Connection Between Lyme Disease and Hyperosmia
Lyme disease affects the central nervous system, which includes inflammation around the brain and spinal cord. Specific parts of the brain are more affected than others, like the ones that control your sense of smell. There are indirect connections between hyperosmia and Lyme disease. For example, a symptom of Lyme disease is headaches. Several neurological dysfunctions are associated with Lyme disease, including hormonal imbalances and negative mental health symptoms.
Medications to Treat This Condition
Some doctors prescribe medicine to Lyme disease patients to help treat their daily symptoms. Some medications also cause hyperosmia. Ask your doctor questions to learn more about Lyme and to see if drugs cause your changes in smell. Below are a few of over one hundred medicinal examples that alter your taste, smell, or both:
- Antibiotics: azithromycin, amoxicillin, and ciprofloxacin. Antibiotics are often the first line of treatment for Lyme disease.
- Anti-inflammatories: ibuprofen, acetaminophen, aspirin, and tramadol are prescribed to control inflammation caused by Lyme disease.
- Antihistamines: Loratadine and prednisone may be prescribed to treat specific allergy-like symptoms associated with Lyme disease.
- Antidepressants: anti-anxiety medications such as venlafaxine, alprazolam, sertraline, fluoxetine, clonazepam, and amitriptyline are prescribed to treat symptoms of depression and anxiety.
- Vitamins like potassium and vitamin D are recommended for Lyme disease patients since they can rob the body of essential nutrients.
- Central nervous system stimulants like amphetamines are prescribed to restore dysfunction caused by Lyme disease.
Because many people with Lyme’s disease also have secondary conditions, you must look at prescriptions for those. Several types of medication affect taste and smell, including:
- Blood pressure
- Thyroid disorder
- Gastrointestinal issues
Treatment for Hyperosmia and Lyme Disease
The key to treating hyperosmia is to figure out its cause. If the reason is associated with Lyme disease, the focus should be on eliminating Lyme bacteria from your bloodstream. Seeking treatment from a Lyme-literate doctor is recommended, even if you haven’t been diagnosed with Lyme disease. Many Lyme disease test results are inaccurate due to ineffective tests.

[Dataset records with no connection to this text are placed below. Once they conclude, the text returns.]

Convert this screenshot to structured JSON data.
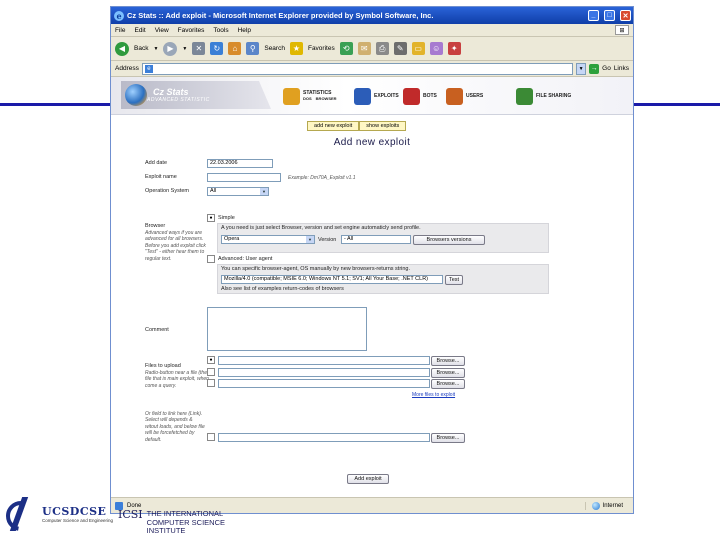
{
  "browser": {
    "title": "Cz Stats :: Add exploit - Microsoft Internet Explorer provided by Symbol Software, Inc.",
    "menu": [
      "File",
      "Edit",
      "View",
      "Favorites",
      "Tools",
      "Help"
    ],
    "toolbar": {
      "back": "Back",
      "search": "Search",
      "favorites": "Favorites"
    },
    "address_label": "Address",
    "go_label": "Go",
    "links_label": "Links",
    "status_text": "Done",
    "zone_text": "Internet"
  },
  "site": {
    "logo_title": "Cz Stats",
    "logo_subtitle": "ADVANCED STATISTIC",
    "tabs": [
      {
        "label": "STATISTICS",
        "sub1": "DOS",
        "sub2": "BROWSER",
        "color": "#e0a020"
      },
      {
        "label": "EXPLOITS",
        "color": "#2c5db8"
      },
      {
        "label": "BOTS",
        "color": "#c02a2a"
      },
      {
        "label": "USERS",
        "color": "#c86020"
      },
      {
        "label": "FILE SHARING",
        "color": "#3b8a35"
      }
    ],
    "subnav": [
      "add new exploit",
      "show exploits"
    ]
  },
  "form": {
    "page_title": "Add new exploit",
    "add_date_label": "Add date",
    "add_date_value": "22.03.2006",
    "exploit_name_label": "Exploit name",
    "exploit_name_value": "",
    "exploit_name_example": "Example: Dm70A_Exploit v1.1",
    "os_label": "Operation System",
    "os_value": "All",
    "browser_label": "Browser",
    "browser_hint": "Advanced ways if you are advanced for all browsers. Before you add exploit click \"Test\" - either hear them to regular text.",
    "simple_label": "Simple",
    "simple_info": "A you need is just select Browser, version and set engine automaticly send profile.",
    "browser_select_value": "Opera",
    "version_label": "Version",
    "version_value": "- All",
    "browsers_versions_button": "Browsers versions",
    "advanced_label": "Advanced: User agent",
    "advanced_info": "You can specific browser-agent, OS manually by new browsers-returns string.",
    "user_agent_value": "Mozilla/4.0 (compatible; MSIE 6.0; Windows NT 5.1; SV1; All Your Base; .NET CLR)",
    "test_button": "Test",
    "advanced_footer": "Also see list of examples return-codes of browsers",
    "comment_label": "Comment",
    "files_label": "Files to upload",
    "files_hint": "Radio-button near a file (the file that is main exploit, when come a query.",
    "browse_button": "Browse...",
    "more_files_link": "More files to exploit",
    "bottom_hint": "Or field to link here (Link). Select will depends & witout loads, and below file will be forcefetched by default.",
    "submit_button": "Add exploit"
  },
  "logos": {
    "ucsd_text": "UCSDCSE",
    "ucsd_tagline": "Computer Science and Engineering",
    "calit_mark": "ICSI",
    "calit_line1": "THE INTERNATIONAL",
    "calit_line2": "COMPUTER SCIENCE",
    "calit_line3": "INSTITUTE"
  }
}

Lyme-literate doctors use advanced methods to analyze the disorder that general practitioners do not use. You don’t have to ignore Lyme disease symptoms like altered senses anymore. Some types of treatments combined with antibiotics help improve your outcomes. Reach out for help to get a treatment plan to help you enjoy your senses again. Call a Lyme-literate specialist today.